U.S. Army Europe Public Affairs

 

WIESBADEN, Germany — Army emergency management offices are making it easier for service members, civilian and contractor employees, and family members across Europe to receive emergency warnings and notifications through its AtHoc mass-warning notification system.

 

You and your family members can receive real-time emergency messages through the USAG Bavaria’s AtHoc Mass Warning and Notification System.
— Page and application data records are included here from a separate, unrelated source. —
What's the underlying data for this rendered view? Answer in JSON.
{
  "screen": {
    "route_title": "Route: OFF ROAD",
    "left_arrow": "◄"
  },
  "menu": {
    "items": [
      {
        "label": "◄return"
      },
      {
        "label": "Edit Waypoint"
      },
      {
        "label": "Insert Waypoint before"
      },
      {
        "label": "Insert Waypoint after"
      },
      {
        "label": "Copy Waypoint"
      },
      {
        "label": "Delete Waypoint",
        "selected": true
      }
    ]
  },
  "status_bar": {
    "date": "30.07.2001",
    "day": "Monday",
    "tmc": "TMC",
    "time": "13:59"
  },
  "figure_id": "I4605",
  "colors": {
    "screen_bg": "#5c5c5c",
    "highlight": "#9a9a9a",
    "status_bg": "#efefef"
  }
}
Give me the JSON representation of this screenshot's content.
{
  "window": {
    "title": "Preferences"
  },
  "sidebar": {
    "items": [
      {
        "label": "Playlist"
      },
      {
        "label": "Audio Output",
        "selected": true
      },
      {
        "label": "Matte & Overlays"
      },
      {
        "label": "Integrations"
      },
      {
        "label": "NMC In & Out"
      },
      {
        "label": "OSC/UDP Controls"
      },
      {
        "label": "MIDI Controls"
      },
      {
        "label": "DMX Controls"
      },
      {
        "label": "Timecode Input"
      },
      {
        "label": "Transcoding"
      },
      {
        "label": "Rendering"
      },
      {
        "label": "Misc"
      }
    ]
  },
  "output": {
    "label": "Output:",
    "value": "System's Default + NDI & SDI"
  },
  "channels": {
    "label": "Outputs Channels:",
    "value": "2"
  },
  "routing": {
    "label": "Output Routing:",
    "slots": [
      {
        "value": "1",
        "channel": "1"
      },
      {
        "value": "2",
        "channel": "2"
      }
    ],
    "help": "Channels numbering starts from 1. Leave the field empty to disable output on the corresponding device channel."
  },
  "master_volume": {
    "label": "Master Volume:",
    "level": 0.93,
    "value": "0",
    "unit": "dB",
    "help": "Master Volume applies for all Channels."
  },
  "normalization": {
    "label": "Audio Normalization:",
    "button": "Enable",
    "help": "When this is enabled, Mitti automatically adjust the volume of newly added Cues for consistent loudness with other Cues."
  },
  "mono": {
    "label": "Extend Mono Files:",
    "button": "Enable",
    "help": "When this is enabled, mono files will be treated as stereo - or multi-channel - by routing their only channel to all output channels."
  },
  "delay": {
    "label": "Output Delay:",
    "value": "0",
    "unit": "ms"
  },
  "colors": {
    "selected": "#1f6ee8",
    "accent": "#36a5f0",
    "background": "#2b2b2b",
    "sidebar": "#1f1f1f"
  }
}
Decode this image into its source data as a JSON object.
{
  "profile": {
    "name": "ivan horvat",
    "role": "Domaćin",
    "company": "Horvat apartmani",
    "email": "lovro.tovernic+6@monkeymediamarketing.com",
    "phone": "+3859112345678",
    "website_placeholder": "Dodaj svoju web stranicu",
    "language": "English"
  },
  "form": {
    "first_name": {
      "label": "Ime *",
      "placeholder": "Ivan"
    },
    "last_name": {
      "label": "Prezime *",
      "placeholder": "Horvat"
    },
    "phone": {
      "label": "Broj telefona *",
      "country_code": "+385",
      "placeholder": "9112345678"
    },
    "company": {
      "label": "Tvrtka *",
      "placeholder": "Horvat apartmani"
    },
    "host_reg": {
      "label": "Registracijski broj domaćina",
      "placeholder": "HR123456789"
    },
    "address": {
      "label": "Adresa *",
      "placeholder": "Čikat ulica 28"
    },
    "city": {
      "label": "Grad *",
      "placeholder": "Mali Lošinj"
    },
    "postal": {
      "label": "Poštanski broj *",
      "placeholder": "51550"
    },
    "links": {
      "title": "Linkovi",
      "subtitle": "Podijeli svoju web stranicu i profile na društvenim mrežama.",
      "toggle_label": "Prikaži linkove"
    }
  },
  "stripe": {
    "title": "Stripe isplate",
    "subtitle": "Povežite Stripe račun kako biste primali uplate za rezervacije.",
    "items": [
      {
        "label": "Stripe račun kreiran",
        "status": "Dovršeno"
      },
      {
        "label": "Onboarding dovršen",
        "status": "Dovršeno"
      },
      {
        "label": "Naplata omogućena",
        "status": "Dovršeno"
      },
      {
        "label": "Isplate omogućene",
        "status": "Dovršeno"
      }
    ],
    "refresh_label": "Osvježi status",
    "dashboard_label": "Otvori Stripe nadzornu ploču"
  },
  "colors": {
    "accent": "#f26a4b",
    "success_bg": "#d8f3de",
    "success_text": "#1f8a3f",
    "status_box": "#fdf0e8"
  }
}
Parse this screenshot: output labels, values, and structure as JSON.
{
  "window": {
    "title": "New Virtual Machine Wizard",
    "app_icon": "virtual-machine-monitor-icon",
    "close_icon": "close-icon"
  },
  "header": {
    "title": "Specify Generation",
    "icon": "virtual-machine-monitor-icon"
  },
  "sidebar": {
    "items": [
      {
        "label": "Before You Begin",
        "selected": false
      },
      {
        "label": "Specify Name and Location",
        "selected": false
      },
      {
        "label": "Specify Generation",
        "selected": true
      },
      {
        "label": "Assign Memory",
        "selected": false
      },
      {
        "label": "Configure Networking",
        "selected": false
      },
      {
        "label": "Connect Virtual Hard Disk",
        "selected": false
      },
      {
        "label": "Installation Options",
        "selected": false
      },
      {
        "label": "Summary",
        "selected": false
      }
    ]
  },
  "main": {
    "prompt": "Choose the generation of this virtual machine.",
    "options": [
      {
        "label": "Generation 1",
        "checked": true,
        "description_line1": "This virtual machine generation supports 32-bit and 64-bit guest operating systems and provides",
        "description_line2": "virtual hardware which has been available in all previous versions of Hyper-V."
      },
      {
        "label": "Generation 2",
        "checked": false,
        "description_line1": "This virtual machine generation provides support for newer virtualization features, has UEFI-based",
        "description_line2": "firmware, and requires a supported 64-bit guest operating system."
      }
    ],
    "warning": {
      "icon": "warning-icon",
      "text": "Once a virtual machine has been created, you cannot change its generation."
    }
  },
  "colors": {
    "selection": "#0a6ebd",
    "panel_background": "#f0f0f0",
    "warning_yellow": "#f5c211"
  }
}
The system works through a client on your computer and can send crisis communication messages to your email, home phone, iOS and Android phones, as well as text messages.


 

Employees may be familiar with the system already, having been prompted to register for alerts while on their government work station.

 

Although it may be tempting to ignore the request, U.S. Army Europe force protection and emergency management personnel have been stressing the importance of AtHoc, and how it can protect you and your family.

 

“The goal of the program is to be able to (quickly) notify our population in the event of a life-safety event,” said Nestor Milan, a plans specialist with U.S. Army Garrison Wiesbaden’s Force Protection section.

 

Additionally, he explained the system is also able to assist with recalls and accountability for commanders and senior leaders.

 

Milan emphasized that personnel who register their family members should make sure each family member understands what actions to take if they receive a notification, and should know who to contact or what websites to visit in case of an emergency.

 

AtHoc alerts users multiple ways through computers pop-ups, voice calls to landline and mobile phones, emails and text messages. AtHoc is able to provide service members and their families instant information from local and theater leadership.

 

The system is simple. Common Access Card holders are able to register from their government computer systems, and then follow onscreen instructions to register work and personal phone numbers and email addresses to receive emergency notifications.

 

AtHoc relies on the information provided during the online registration process. Keeping AtHoc updated with accurate and current contact information is critical for the success of the program, and is a responsibility of each individual registrant.

 

The system is now available in all seven of the Army’s enduring communities across Europe. Users should register according to their nearest garrison to ensure they receive both theater-wide and local emergency alerts.

 

Users who have not yet registered or are unsure of how to do so should contact their local emergency management office.

 

“It is the smart thing to do,” said Barry Bunch, U.S. Army Europe’s chief of emergency management. “This is to protect you and your families. It is not about the inconvenience. It is about protection, security and safety.”